A Review by Jason L. King
Starring: Dakota Fanning, Chris Evans, Camilla Belle, Dijimon Hounsou
Directed by:Paul McGuigan
Movie Released: 2009
It wasn’t but a few odd years ago that you could throw a stone in any direction in Hollywood and have it hit a person that was involved in a Dakota Fanning project. But like Mac and Haley Joel Osment, Dakota Fanning has now hit that awkward stage of childhood acting. The next few years will be her make it or break it moments in Hollywood. Film roles are sparser now for the child actress, having now been replaced by Abagail Breslin in almost every role she would have previously played. So, I guess I wasn’t too surprised when I saw Fanning starring in a stranger, low budget sci-fi film called Push.
Morbid curiousity lead me to checking out this flick. The film focuses around a pair of young Americans that have special powers (telekenisis, mind reading, abilities to see the future etc.) who are on the run from a strange group of government agents known as Division. These young adults are both 2nd generation powers, meaning they inherited their gift from their parents. Pursued by Division and another group with similar powers and the same goals in mind, they must find a girl in Hong Kong that may be the key to Division controlling thier powers forever.

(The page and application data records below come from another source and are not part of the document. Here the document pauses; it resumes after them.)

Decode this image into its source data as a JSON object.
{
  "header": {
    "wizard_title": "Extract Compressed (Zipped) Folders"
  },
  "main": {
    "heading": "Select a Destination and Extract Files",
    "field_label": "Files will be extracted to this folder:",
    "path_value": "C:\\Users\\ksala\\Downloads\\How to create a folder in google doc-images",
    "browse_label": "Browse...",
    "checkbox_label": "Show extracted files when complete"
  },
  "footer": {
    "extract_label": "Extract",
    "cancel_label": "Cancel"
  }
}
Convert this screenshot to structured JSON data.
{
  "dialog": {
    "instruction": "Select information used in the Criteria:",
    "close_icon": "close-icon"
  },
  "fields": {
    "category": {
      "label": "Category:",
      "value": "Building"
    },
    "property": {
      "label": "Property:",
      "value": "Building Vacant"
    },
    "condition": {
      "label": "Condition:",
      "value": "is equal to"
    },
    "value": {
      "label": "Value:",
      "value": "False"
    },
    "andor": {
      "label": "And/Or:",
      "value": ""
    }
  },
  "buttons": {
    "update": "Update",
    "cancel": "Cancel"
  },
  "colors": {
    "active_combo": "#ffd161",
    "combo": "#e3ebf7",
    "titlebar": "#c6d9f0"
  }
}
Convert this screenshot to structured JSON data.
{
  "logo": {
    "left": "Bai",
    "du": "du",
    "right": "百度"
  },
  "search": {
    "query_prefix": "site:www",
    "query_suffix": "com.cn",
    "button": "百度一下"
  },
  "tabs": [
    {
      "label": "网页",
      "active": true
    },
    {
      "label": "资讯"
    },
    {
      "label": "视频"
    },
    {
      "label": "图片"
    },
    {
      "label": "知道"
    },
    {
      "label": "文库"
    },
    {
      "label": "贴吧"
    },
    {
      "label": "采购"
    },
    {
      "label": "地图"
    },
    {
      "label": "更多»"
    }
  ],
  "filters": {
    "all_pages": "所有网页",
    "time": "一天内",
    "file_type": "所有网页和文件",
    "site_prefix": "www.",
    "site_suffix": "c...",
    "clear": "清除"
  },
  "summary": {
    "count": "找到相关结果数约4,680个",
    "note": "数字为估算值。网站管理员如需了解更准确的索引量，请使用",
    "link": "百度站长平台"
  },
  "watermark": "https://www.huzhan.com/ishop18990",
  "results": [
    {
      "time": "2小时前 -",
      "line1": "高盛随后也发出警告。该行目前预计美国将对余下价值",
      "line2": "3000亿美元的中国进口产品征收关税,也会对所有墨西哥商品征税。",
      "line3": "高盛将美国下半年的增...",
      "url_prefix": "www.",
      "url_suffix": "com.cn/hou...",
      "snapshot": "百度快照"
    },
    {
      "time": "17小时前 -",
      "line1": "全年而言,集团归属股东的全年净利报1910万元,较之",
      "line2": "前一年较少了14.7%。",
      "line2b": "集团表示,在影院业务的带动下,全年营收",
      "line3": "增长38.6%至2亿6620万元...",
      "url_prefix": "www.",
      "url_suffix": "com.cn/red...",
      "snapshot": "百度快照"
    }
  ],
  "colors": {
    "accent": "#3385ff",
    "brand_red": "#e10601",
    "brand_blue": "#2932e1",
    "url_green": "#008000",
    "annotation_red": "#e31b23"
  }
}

This film has a lot of potential to be a great film. The problem is, it isn’t pulled off. The director jumps frantically around from scene to scene, introducing chracters that are briefly explained (if at all) and keeps you constantly trying to play catch up on what is going on. A script that is equally as disjointed doesn’t help, giving us a very typical, bland plot filled with questions and plot holes that really aren’t every fully answered.
As far as acting is concerned, things went awry in this department as well. Our main character, Nick, played by Chris Evans who is probably best known as the human torch in the Fantastic Four movies, stumbles his way through this film in a near emotionless style. Because of this, as a viewer you have a very had time connecting with the character. You know that you are supposed to cheer him on, after all he is the underdog. The problem is he brings no charisma to the character and makes his scenes seem very stale. I remember similar performances in Fantastic Four- so maybe that’s just his style, but it just wasn’t working for me. Acting alongside him is Camilla Belle, playing “the special girl” they must find and protect from Division. Much like Evan’s acting work, Belle actually takes awful to a new level. She reads her lines like a depressed puppy dog, hoping that there might be a meaty treat for her if she reads all of her lines correctly. Read them and go through the motions she does do, but as far as acting goes, I’ve seen more convincing acting in a local church’s annual children’s nativity story re-creation.
Another thing that surprised me was Djimon Hounsou, who seems out of place in this film. This actor is a recognizable face and has been nominated for two Oscars and it seems odd to have him in this film. Watching this film is kind of like playing the old game, Which of these things doesn’t belong? You look at Hounsou and immediately say, “What is he doing here?” On the flip side, if you look at Hounsou’s filmography, he jumps from serious roles like Blood Diamond to films like Push and Never Back Down, so he isn’t afraid to try new and different things. The problem here is like all the other actors, he isn’t given much to work with and his screen time is so limited he seems “too good” for the film.
Where this film does go right is Dakota Fanning. The young actress despite all the bad vibes surrounding her, pulls off a very decent performance in the film and creates perhaps the most lovable, cared about character in the film. As a young “watcher” her character is able to see into the future and can sketch out details on a small notepad. Her abilities however are still being honed, so she does have the unfortunate problem of getting a few things wrong. Despite now being in that awkward teenage stage, Fanning continues to show that she has what it takes to be an actress in Hollywood. If this is truly what she wants to do in her life, I have no doubt that Fanning will continue to do very well in her career. She’s already locked away a part in Summit’s Twilight Saga and I’m sure she will continue to gain more exposure as Eclipse is finally released in theaters. Even though the young actress probably doesn’t need the push of Eclipse to push her career forward, it certainly will help continue to propel her in the right direction.
Despite a fun performance by Fanning, Push doesn’t have much going for it. I’d simply skip this one if I had the choice again. The only reason I am glad I saw it was for Fanning, and so I could share with you all the reasons you shouldn’t make Push your next movie night selection!